Sean Keathley (20:42): Banking is a people business. We’ve said that before, that it is a strength in a relationship. And that’s why there is a physical part of the smoothie that Ben talks about. It is human to human, and it is embedded in neighborhoods. And neighborhoods are not all created equally. This notion of reputation, one factor is tracking and retaining key people. And we see a lot of banks where they may have their eye on a market that they know is an opportunity, but maybe their first step is attracting the team. That’s going to be the boots on the ground.

And if you are more sophisticated, your brand is attractive and not detracting from your business objectives, and you’ve got clear intentions to do good and to expand, you have an advantage in the competition for talent. And we are seeing that play out. If you’ve been risk averse or afraid to make decisions, you have a name that’s not unique, limiting in your growth, you are going to have a harder time in expansion efforts in all ways.

And so I do think your point about brand as a business and then thinking about it more as a reputation. What do people say about you when you’re not in the room? I think it’s critically important. I think there is a tie to the experience.

Let’s focus on the employee for a minute that they’re going to have in your location. Can you recruit, attract, and inspire them to do great things for your customer when they walk in? And it can be very hard in those situations when there’s two or three branches in terrible conditions, I’d argue. Just give me one that is a great experience for the staff and the customer. And we’re still in those cases down in OpEx, probably down in CapEx and OpEx, but the experience has been elevated.

The rest of the story has ended up being a reminder for the CEOs in the room that they need to double down on being true to who they are. These organizations that are serving communities, being truly part of the neighborhoods and communities and cities they serve with staff members that are from those areas – forward thinking to take on education as a mantra to make sure people are better informed, make better decisions.

Do we let people get in debt, have high interest loans or do we educate people on money management, personal finance tools, the meaning of credit, how to save? There are endless amounts of things community banks and credit unions can do to add real value, build trust, and ultimately will result in net new households and more business by just doing good.

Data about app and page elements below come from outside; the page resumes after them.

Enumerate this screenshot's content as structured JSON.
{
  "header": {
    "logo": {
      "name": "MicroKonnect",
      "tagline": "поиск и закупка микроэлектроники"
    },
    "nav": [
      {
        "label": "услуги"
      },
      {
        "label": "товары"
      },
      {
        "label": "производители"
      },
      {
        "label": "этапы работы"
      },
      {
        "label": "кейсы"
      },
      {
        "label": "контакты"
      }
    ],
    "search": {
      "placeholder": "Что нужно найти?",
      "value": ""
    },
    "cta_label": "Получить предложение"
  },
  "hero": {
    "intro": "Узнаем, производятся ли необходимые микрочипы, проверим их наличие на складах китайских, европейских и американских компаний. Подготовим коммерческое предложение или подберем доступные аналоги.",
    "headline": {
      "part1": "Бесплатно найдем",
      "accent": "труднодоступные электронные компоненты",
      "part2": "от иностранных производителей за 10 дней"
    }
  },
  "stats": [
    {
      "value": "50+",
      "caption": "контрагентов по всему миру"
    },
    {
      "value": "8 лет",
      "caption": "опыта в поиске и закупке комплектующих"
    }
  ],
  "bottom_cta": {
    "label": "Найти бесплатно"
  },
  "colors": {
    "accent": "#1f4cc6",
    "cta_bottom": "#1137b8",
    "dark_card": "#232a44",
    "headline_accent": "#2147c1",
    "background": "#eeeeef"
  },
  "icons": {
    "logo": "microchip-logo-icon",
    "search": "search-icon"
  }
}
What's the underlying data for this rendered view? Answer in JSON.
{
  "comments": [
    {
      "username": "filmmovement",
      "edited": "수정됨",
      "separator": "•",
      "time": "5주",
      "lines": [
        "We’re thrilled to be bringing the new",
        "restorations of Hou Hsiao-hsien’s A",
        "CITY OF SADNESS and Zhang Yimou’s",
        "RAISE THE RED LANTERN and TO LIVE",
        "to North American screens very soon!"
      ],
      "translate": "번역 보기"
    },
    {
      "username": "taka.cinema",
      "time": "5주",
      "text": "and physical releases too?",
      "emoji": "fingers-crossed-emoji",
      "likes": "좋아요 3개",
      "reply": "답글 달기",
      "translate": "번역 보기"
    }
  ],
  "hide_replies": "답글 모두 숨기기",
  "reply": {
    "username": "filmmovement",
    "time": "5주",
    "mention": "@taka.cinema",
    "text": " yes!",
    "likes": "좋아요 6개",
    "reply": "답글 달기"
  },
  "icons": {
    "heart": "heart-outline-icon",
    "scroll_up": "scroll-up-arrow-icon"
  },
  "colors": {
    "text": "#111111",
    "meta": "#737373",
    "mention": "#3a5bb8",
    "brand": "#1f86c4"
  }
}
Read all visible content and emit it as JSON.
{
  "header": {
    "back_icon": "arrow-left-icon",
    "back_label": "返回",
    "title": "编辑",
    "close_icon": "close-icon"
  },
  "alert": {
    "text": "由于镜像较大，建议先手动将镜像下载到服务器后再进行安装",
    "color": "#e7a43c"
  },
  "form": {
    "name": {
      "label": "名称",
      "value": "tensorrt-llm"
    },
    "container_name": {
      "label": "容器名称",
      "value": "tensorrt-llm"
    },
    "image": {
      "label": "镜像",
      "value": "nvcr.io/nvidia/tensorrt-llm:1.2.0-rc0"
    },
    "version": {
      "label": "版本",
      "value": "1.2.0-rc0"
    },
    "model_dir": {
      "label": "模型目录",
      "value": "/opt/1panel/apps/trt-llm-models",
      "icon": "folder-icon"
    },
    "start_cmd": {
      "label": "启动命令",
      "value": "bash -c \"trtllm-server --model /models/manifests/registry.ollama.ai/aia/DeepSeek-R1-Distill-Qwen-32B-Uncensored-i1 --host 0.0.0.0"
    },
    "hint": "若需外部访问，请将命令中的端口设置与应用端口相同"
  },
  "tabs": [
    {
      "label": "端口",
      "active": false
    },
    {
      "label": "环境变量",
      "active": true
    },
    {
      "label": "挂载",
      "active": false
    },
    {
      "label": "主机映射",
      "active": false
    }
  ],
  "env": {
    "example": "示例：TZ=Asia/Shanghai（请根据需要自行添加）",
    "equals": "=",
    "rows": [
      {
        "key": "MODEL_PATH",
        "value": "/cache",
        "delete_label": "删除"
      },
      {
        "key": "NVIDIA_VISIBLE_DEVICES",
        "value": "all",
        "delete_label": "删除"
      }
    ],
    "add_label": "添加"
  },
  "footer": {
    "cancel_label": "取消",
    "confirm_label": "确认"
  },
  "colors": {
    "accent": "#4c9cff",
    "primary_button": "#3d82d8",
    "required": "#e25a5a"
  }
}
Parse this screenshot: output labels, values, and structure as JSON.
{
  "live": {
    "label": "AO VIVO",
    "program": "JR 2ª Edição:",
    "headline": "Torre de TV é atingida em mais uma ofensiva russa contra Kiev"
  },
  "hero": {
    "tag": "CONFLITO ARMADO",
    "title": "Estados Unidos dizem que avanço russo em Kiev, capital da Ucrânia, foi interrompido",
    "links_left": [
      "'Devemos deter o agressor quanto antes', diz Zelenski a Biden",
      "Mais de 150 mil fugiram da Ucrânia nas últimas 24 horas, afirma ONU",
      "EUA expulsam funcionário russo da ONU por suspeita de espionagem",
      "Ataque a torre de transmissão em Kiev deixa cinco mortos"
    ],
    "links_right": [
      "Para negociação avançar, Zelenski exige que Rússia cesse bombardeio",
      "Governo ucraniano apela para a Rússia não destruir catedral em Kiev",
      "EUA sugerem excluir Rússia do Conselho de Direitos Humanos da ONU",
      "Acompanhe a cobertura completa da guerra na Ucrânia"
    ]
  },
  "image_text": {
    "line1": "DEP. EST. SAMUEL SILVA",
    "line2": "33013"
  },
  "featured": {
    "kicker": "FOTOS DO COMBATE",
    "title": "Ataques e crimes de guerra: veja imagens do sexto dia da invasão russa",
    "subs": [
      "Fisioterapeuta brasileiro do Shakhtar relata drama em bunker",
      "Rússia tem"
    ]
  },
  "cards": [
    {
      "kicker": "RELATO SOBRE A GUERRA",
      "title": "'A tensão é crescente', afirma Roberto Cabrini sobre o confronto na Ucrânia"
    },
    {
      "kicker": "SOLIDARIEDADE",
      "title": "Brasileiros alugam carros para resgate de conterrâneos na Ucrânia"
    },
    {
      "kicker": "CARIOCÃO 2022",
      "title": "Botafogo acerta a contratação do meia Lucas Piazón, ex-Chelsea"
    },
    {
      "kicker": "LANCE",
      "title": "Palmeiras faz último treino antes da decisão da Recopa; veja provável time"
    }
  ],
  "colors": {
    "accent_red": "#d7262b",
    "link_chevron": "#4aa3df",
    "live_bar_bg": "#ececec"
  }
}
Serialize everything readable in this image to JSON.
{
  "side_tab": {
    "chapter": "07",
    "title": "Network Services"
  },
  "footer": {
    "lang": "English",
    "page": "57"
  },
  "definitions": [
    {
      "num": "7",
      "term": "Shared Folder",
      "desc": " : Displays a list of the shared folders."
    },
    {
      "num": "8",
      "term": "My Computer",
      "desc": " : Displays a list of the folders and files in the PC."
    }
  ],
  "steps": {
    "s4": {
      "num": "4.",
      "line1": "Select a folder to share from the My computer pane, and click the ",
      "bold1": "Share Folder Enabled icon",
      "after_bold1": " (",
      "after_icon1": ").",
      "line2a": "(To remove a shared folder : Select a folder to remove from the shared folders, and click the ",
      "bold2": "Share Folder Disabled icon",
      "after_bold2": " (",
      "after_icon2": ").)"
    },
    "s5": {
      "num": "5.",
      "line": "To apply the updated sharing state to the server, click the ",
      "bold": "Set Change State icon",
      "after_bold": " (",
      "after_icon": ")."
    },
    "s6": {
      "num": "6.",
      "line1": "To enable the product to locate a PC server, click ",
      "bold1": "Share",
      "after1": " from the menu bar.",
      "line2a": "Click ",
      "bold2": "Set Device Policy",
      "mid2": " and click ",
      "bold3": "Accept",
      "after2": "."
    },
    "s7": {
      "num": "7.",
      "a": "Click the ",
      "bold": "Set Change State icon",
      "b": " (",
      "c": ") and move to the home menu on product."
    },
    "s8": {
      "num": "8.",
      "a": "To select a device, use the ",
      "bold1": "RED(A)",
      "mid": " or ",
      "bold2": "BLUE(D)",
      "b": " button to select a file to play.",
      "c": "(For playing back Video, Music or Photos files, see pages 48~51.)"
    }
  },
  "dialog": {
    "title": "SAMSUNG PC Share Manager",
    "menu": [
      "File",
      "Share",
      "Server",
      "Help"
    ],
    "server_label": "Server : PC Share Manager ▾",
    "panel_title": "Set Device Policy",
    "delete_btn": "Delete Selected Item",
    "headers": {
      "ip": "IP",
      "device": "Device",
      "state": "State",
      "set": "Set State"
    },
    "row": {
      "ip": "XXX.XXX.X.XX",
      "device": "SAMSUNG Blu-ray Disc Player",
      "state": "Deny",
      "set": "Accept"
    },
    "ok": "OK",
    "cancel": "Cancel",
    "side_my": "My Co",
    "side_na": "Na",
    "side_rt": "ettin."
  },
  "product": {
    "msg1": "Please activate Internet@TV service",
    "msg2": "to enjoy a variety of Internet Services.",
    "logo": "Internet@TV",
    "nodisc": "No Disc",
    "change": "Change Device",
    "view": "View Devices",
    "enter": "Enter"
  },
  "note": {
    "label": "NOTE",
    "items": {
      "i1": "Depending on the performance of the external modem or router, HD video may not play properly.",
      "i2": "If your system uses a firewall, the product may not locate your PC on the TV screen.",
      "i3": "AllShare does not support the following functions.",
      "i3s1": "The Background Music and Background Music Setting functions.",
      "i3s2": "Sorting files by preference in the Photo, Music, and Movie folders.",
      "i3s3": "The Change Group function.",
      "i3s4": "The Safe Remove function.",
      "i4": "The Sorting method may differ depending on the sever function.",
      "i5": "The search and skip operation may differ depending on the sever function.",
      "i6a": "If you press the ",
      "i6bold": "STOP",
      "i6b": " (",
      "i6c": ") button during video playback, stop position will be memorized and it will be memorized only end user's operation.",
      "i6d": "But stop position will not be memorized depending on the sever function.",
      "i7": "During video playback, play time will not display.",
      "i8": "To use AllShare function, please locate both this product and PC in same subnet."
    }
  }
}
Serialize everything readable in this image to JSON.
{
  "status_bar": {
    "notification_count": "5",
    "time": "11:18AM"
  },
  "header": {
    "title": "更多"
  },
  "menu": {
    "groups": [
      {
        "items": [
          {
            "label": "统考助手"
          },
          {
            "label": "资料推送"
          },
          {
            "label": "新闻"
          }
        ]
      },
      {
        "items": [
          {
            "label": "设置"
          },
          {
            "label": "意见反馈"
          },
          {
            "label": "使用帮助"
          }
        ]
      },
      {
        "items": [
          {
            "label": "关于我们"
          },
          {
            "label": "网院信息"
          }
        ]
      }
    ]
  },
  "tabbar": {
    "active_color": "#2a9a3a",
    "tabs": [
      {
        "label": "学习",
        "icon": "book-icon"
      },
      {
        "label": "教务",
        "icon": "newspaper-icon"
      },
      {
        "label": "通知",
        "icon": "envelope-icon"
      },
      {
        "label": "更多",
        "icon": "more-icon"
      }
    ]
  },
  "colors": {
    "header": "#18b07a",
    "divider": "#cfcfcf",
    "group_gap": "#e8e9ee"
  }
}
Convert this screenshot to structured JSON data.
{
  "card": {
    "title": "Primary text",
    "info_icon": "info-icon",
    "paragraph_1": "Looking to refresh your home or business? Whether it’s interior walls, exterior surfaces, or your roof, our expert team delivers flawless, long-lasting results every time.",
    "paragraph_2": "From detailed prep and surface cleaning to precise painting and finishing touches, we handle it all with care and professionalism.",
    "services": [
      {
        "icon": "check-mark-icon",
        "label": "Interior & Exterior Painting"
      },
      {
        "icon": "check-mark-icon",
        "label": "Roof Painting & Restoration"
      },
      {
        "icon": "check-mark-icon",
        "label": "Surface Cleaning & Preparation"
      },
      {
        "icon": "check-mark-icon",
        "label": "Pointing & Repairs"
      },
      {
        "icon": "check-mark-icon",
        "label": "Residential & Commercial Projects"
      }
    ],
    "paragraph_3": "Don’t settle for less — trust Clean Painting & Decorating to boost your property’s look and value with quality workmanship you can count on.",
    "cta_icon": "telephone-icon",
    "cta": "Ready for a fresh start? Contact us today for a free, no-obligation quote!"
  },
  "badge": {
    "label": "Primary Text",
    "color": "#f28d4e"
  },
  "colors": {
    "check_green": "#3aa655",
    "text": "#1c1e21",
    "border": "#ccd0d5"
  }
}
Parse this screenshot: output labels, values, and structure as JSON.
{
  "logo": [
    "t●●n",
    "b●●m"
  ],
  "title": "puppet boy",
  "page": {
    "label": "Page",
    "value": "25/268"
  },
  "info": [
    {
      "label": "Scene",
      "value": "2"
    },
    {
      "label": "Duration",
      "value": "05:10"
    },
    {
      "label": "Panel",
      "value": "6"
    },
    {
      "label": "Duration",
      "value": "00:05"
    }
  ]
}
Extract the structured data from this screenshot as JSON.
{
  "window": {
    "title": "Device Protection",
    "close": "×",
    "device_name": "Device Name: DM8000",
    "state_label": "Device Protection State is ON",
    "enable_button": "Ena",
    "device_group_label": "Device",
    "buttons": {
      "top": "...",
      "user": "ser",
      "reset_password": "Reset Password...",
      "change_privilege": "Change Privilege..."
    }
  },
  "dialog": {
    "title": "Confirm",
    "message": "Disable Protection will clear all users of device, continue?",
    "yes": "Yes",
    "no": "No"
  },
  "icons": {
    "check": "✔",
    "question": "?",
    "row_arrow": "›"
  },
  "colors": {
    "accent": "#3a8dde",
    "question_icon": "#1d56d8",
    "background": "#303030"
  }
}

Sean Keathley (23:25): Well, as we’ve been doing these podcasts for two years, and clearly the pandemic has reshaped a lot of things. And so in thinking about the financial institutions and the challenges definitely have been a critical business stayed open and the headwinds of a pandemic valiantly serving their customers and markets and having to really pivot. And you think about innovation, my goodness, how about an entire industry innovating how to balance safety and security and security not just in health but in financial health? And I think that’s been a remarkable journey that organizations have been on.

I think that behaviors have bent, and they may not come back exactly the same. There have been a lot of different things that people have adjusted to as a result of what everyone has been through from where they work, where they’ve lived, how they shop. And I think that the financial institutions have done a remarkable job. And it just kind of reminds me thinking about the idea of you know, we believe in banking, and we know that banks do too, but it feels like the consumers are saying they do as well.

We need the boardrooms to look like the coffee shops. We need these neighborhoods to be strong. It’s one of the things I love about the community and regional banks. The bankers live in these communities and that is a reflection of what we’ve talked about with trust. And you talk about money and advice, having a familiar face or someone you believe in is absolutely key to that win-win scenario. And I think this is an exciting step towards a movement that we’re just seeing the beginning of. I think it’s a great one.

Outro: You’ve been listening to Believe in Banking, a podcast series created to empower decision makers, influencers, and industry leaders in financial services. Be sure to also join us on our flagship site,